WHAT TO WORK ON:
Look for the word "name" in the material below, then report each line where it occurs.

━━━━━ RECORDS FOR THE TASK

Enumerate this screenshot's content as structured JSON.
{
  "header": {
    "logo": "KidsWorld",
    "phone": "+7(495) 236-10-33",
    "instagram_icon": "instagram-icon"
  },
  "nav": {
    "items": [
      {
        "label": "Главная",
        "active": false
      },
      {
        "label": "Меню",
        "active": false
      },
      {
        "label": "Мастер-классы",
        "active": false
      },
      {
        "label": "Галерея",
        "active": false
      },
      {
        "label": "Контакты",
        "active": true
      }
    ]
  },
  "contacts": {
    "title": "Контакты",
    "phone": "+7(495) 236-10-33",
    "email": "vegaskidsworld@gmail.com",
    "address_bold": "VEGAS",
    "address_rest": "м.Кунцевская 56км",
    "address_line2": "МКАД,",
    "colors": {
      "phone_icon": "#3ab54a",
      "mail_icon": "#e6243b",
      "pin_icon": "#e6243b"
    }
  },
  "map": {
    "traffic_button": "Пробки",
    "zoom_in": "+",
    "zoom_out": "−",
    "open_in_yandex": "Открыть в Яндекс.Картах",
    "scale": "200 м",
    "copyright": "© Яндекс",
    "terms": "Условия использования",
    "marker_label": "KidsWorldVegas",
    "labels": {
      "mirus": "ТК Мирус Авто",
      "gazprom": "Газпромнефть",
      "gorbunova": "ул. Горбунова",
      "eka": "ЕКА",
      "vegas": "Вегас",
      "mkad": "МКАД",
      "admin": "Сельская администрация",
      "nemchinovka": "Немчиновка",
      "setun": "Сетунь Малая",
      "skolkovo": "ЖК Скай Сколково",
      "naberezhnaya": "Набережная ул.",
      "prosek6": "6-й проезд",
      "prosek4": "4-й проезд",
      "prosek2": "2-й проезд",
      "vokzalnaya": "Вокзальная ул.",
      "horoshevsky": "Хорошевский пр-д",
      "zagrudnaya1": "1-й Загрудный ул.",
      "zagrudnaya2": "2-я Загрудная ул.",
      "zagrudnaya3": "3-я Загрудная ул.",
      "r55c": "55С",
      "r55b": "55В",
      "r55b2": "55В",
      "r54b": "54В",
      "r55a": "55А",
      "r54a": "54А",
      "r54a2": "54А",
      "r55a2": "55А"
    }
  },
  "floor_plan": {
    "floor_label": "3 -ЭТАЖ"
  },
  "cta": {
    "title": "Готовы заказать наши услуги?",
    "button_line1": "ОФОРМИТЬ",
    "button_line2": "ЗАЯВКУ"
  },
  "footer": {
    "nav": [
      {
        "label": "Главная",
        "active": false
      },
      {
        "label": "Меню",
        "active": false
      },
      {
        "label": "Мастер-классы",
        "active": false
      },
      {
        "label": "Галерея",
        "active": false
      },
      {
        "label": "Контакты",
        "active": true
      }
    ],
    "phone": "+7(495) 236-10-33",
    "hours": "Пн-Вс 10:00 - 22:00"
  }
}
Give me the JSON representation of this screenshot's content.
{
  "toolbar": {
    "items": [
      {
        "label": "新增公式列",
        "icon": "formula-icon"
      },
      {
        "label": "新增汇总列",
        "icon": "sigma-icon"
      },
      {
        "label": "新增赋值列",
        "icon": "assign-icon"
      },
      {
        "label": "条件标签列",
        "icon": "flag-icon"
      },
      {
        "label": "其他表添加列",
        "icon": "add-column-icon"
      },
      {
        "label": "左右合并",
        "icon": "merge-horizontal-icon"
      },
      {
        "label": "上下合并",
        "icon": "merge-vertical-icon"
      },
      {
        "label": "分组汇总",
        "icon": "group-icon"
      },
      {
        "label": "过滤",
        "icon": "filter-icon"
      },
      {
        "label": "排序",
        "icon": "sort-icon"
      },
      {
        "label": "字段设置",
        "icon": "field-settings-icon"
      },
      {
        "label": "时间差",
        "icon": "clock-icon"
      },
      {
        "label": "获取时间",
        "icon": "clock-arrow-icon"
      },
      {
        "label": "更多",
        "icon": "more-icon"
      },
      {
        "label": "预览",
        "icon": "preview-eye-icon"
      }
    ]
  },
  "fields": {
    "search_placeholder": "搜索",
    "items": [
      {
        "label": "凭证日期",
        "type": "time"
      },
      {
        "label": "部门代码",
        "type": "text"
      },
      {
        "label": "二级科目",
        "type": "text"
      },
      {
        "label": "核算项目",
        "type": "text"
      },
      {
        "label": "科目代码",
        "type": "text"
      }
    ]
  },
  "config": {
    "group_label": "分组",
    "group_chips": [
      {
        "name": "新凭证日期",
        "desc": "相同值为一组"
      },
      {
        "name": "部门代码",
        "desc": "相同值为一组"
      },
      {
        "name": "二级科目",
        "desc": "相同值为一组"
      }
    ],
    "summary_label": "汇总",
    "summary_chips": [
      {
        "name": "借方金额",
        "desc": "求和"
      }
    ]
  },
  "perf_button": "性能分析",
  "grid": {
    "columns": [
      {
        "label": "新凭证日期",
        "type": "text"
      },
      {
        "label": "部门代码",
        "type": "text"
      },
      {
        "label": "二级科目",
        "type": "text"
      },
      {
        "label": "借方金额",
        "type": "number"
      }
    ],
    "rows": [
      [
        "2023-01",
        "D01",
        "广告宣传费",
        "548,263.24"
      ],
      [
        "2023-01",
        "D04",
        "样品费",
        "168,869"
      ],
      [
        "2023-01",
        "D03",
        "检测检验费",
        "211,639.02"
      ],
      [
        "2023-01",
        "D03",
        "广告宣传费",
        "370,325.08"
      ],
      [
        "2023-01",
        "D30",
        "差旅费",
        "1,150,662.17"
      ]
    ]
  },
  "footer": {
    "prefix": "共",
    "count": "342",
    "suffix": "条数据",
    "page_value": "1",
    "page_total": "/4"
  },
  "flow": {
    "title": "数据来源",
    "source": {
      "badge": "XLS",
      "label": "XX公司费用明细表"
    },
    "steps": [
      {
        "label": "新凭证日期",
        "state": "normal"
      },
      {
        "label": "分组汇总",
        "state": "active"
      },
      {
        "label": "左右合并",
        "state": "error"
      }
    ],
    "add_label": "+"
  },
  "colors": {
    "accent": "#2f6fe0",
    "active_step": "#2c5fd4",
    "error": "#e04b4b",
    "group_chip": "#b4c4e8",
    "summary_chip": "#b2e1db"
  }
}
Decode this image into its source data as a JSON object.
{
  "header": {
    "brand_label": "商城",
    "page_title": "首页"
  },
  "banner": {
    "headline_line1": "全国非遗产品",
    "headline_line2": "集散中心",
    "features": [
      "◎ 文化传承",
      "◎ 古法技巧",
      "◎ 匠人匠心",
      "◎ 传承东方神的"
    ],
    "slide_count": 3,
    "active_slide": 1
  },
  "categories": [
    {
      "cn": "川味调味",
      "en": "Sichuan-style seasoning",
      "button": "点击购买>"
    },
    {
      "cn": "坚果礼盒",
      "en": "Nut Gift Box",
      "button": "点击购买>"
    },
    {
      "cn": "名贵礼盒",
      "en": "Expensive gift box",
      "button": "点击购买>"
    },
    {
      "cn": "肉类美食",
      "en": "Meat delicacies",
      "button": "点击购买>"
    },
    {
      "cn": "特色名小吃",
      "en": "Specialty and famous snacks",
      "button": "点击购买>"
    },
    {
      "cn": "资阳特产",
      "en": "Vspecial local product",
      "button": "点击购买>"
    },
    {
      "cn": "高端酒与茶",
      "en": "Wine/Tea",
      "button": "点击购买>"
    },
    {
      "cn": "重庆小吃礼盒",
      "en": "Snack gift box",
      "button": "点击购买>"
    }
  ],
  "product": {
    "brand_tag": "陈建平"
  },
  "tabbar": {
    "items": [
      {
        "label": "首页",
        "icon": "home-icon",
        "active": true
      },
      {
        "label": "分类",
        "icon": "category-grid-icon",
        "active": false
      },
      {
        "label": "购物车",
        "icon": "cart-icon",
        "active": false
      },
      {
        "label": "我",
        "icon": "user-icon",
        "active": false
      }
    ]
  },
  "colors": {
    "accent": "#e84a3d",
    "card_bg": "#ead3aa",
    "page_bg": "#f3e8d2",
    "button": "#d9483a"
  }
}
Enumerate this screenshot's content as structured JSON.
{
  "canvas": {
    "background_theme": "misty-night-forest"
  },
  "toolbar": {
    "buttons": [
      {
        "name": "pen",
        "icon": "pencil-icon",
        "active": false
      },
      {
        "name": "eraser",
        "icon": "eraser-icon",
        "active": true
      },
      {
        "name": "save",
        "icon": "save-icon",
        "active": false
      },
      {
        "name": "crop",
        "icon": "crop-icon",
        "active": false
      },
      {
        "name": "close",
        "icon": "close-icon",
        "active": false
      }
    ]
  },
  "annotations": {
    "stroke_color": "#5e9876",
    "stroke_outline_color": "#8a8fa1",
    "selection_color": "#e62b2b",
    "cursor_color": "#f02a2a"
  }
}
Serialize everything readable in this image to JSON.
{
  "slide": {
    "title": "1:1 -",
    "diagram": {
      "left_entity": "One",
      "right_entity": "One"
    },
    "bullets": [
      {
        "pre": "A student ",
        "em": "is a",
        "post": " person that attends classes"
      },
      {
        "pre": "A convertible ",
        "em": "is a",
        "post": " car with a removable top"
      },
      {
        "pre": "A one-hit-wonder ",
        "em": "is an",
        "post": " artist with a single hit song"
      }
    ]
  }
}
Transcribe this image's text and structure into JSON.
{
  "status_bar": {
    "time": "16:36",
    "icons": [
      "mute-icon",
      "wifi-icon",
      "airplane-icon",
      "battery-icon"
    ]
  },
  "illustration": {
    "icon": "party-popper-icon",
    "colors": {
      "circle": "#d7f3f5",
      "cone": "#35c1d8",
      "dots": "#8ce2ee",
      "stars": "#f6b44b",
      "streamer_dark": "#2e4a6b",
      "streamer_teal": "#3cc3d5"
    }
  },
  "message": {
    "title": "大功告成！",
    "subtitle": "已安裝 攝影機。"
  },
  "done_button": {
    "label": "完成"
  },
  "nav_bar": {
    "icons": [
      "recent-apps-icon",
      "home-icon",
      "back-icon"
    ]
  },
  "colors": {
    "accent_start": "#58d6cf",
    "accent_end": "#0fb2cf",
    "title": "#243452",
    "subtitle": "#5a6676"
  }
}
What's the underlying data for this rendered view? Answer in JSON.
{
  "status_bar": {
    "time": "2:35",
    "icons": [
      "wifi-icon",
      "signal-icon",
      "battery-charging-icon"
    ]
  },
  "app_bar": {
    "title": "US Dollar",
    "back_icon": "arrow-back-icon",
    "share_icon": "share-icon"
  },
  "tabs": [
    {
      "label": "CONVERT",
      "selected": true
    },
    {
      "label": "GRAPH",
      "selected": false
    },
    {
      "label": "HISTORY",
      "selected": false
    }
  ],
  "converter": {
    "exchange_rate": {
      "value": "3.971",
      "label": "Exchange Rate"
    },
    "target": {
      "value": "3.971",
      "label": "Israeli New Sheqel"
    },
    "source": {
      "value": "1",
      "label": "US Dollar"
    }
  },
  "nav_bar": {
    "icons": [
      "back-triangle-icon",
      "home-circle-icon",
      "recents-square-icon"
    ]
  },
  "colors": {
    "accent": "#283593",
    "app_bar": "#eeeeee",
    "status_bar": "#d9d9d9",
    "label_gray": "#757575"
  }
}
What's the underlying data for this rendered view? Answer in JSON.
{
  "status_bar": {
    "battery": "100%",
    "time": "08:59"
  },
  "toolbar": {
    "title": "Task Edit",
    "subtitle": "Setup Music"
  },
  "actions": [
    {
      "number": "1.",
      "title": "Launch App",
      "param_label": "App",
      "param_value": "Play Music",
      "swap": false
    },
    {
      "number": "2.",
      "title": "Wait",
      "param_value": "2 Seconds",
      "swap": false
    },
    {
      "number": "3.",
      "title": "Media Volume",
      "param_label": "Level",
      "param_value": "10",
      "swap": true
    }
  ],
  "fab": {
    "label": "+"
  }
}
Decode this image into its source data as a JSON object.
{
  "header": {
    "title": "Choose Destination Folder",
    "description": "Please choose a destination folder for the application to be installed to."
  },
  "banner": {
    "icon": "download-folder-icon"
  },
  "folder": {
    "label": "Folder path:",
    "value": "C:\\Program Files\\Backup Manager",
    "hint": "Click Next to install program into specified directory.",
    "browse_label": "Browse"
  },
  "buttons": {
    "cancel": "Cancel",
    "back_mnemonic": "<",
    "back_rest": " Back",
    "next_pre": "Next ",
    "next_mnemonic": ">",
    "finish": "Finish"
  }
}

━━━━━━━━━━

SOLUTION TO THIS TASK:
        "name": "新凭证日期",
        "name": "部门代码",
        "name": "二级科目",
        "name": "借方金额",
        "name": "pen",
        "name": "eraser",
        "name": "save",
        "name": "crop",
        "name": "close",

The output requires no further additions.